TASK DETAILS: Read the records below and report each line in which "your" occurs.
※ ※ ※
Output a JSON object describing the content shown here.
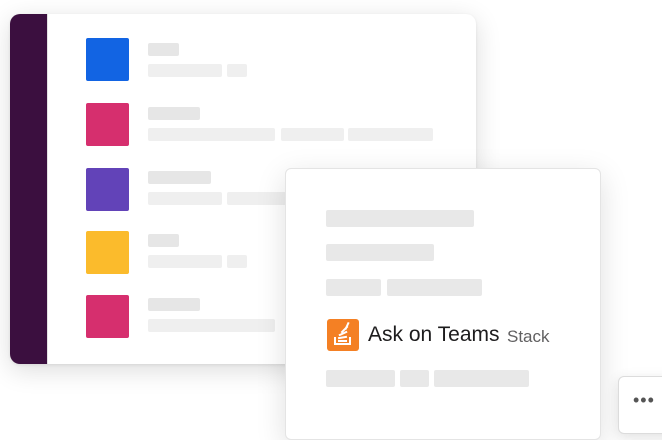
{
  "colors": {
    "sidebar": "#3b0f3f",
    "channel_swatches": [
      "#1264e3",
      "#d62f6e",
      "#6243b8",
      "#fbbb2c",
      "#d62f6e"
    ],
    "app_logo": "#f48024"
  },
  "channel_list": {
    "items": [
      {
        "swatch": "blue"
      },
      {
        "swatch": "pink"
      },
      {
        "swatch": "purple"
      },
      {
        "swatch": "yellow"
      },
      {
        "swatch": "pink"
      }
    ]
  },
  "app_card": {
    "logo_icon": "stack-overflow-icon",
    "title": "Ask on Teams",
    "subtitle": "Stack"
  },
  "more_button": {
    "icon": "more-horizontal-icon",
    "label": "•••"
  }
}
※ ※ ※
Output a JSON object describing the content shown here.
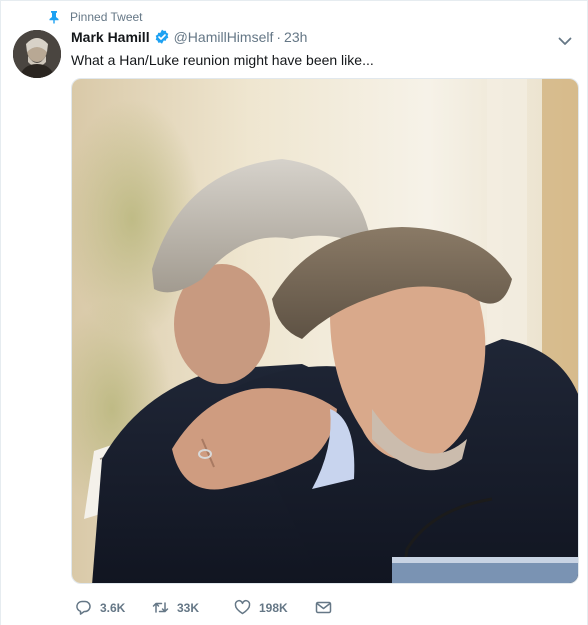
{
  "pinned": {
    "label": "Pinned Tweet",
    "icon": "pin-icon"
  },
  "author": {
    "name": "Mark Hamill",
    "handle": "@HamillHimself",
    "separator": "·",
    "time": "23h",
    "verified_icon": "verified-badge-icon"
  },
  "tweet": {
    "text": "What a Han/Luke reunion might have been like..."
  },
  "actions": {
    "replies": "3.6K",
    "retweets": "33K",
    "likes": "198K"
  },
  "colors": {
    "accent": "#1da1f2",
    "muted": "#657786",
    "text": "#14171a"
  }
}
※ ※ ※
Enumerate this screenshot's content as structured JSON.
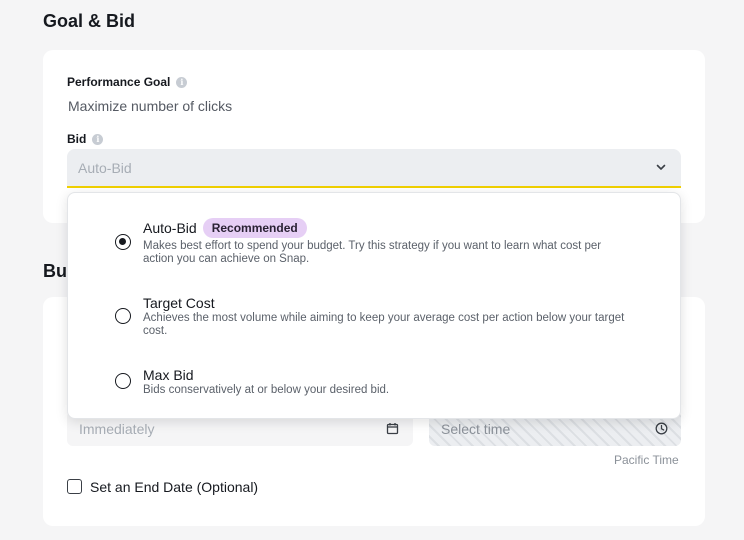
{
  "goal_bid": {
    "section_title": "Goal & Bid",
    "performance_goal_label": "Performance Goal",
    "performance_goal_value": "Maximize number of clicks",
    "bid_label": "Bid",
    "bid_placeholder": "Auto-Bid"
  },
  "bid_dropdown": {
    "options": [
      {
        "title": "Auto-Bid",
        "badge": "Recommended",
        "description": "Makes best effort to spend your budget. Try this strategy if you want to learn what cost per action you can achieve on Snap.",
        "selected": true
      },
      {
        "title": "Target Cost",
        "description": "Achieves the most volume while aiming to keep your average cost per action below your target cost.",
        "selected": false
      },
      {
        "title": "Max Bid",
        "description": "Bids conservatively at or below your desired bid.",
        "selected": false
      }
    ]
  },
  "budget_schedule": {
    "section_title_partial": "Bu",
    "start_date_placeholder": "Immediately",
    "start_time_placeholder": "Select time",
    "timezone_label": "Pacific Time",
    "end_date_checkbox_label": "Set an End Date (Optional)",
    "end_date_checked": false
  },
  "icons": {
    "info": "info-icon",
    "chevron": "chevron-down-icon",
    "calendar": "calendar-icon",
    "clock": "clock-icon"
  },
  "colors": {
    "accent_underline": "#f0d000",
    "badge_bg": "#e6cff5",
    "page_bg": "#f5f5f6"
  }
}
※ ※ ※
WRITTEN ANSWER:
        "description": "Makes best effort to spend your budget. Try this strategy if you want to learn what cost per action you can achieve on Snap.",
        "description": "Achieves the most volume while aiming to keep your average cost per action below your target cost.",
        "description": "Bids conservatively at or below your desired bid.",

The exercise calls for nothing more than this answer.